In addition, the number of open-water tournaments on lakes Sakakawea and Oahe, the Missouri River and Devils Lake are capped each year, depending on the time of the year and location. Sponsors for tournaments on these water bodies must submit their application to the department prior to Jan. 1 to ensure full consideration.
Fisheries crews have completed their annual salmon spawning operation on the Missouri River System after collecting roughly 1.3 million eggs.
Dave Fryda, North Dakota Game and Fish Department Missouri River System supervisor, said about two thirds of the eggs came from Lake Sakakawea and the remainder from the Missouri River below Garrison Dam.
The average size of Lake Sakakawea females was 8.5 pounds, almost 3 pounds larger than 2013 and among the highest weights documented since the inception of the salmon program. The Missouri River females, which are typically larger than the lake fish, averaged 10.4 pounds.
“The 2014 salmon spawning run was successful in obtaining enough eggs to meet next year’s stocking goals.” Fryda said. “However, contrary to recent years, we might not be able to provide excess eggs to Montana and South Dakota to meet their egg goals.”
Fryda said the number of salmon in the 2014 spawning run was greatly reduced throughout the Missouri River reservoirs due to the lingering effects of the 2011 flood. “Salmon stocked during the 2011 flood would have been a major component of this year’s spawning run,” he said. “Unfortunately, large numbers of juvenile and adult salmon were entrained through the dams during the record flows of 2011.”
Plans for 2015 are to stock Lake Sakakawea with 400,000 salmon, with none scheduled for the river below Garrison Dam, Fryda said.
Chinook salmon begin their spawning run in October.

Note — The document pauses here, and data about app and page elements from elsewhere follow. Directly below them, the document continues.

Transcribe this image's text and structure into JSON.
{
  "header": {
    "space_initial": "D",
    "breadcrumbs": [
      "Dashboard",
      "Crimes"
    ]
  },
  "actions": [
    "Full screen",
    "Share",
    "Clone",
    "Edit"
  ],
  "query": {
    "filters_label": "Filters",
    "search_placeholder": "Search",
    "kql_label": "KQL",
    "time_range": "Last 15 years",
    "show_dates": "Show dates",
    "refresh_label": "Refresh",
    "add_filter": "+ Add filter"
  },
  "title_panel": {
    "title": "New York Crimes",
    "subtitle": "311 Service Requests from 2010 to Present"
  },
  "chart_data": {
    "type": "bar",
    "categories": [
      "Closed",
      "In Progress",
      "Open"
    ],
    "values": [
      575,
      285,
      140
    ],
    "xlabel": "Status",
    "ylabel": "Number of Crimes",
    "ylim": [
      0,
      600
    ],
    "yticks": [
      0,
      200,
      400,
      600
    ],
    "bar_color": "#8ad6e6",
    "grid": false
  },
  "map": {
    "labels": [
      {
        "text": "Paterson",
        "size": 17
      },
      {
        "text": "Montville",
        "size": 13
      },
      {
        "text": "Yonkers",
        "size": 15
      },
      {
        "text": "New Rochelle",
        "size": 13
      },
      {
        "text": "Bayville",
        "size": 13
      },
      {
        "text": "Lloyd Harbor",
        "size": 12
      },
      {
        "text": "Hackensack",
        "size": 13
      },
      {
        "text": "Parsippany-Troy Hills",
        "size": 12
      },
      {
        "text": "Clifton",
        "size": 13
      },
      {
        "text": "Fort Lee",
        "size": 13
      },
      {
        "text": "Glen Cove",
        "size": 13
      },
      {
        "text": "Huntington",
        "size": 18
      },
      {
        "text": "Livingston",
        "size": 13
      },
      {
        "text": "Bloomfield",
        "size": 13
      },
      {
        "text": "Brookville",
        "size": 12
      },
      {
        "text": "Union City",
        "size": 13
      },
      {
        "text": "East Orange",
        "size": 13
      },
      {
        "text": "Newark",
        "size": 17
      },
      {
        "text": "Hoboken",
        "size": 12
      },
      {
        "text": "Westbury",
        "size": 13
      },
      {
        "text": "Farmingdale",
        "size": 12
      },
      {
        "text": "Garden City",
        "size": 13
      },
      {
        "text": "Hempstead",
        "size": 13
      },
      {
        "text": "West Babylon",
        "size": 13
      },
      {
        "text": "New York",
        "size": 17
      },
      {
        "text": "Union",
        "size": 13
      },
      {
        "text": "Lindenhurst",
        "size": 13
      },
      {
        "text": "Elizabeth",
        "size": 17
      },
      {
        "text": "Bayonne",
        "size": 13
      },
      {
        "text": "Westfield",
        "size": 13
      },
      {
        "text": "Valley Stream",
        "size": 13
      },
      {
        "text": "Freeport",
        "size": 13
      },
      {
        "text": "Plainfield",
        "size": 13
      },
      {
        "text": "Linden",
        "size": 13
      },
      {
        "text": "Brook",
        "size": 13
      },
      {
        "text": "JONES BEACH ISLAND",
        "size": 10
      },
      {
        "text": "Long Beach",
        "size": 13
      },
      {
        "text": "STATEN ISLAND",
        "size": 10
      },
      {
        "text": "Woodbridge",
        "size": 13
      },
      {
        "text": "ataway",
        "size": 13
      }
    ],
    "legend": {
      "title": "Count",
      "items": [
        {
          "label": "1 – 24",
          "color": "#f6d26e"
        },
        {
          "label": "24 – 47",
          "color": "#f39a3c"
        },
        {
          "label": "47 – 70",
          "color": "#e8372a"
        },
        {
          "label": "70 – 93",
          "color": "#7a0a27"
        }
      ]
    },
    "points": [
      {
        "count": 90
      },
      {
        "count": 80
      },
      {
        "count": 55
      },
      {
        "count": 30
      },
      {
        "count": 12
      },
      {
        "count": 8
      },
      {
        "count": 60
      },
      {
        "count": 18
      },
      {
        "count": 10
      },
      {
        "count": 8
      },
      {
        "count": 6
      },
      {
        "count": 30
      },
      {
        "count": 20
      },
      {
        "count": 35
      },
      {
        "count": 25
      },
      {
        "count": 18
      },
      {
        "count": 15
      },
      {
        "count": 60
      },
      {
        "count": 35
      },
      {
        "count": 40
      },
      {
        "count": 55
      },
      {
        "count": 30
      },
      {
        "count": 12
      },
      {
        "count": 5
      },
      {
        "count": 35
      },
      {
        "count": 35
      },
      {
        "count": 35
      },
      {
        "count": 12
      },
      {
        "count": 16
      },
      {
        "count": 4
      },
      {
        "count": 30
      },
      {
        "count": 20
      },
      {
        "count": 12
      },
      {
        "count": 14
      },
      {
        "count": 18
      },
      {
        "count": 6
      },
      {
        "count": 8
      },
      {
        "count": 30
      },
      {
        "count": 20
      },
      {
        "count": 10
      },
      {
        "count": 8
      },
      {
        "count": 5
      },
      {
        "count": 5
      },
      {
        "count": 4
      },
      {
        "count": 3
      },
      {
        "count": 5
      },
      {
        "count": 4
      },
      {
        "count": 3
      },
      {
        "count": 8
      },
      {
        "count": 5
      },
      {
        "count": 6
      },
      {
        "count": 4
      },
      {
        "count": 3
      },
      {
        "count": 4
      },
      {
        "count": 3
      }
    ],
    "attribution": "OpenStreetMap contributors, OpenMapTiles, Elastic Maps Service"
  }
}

Since salmon cannot naturally reproduce in North Dakota, Game and Fish Department and Garrison Dam National Fish Hatchery personnel collect eggs and transport them to the hatchery.
Once the eggs hatch, young salmon spend several months in the hatchery before being stocked in Lake Sakakawea.